The last point which remains to be addressed is what it is that makes an attack ad effective. Morris (2008) argues that the most effective attack ads share three characteristics: accuracy, believability, and thematic consistency. When ads do not meet these criteria, they backfire. A further component of effective ads is discussed by Knonholz (2008), who contends that effective negative ads are ads which are targeted to address concerns that voters already have about candidates or policies. In other words, if attack ads are to strike a responsive chord in voter perceptions they must be relevant to the context of the campaign and the concerns of voters (Seiter and Gass, 2010). Negative political ads that make an impact usually reflect and amplify bits of public thought and feeling according to Uderation (2009).

In conclusion, negative political campaigning is not new, and, like it or not, it is here to stay. Prior research has done some good work in clarifying certain positive aspects of negative ads while refuting false claims about its supposedly harmful effects.

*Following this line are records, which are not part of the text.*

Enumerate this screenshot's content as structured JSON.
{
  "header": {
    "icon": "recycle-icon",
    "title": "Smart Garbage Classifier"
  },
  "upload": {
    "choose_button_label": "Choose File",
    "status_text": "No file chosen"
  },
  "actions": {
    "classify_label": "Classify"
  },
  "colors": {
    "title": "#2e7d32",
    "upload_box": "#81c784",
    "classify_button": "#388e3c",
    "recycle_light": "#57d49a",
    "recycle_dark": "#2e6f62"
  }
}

Much work remains however, in order to better understand why these ads are persuasive, what kinds of negative messages are actually effective, and under what circumstances they are most successfully employed.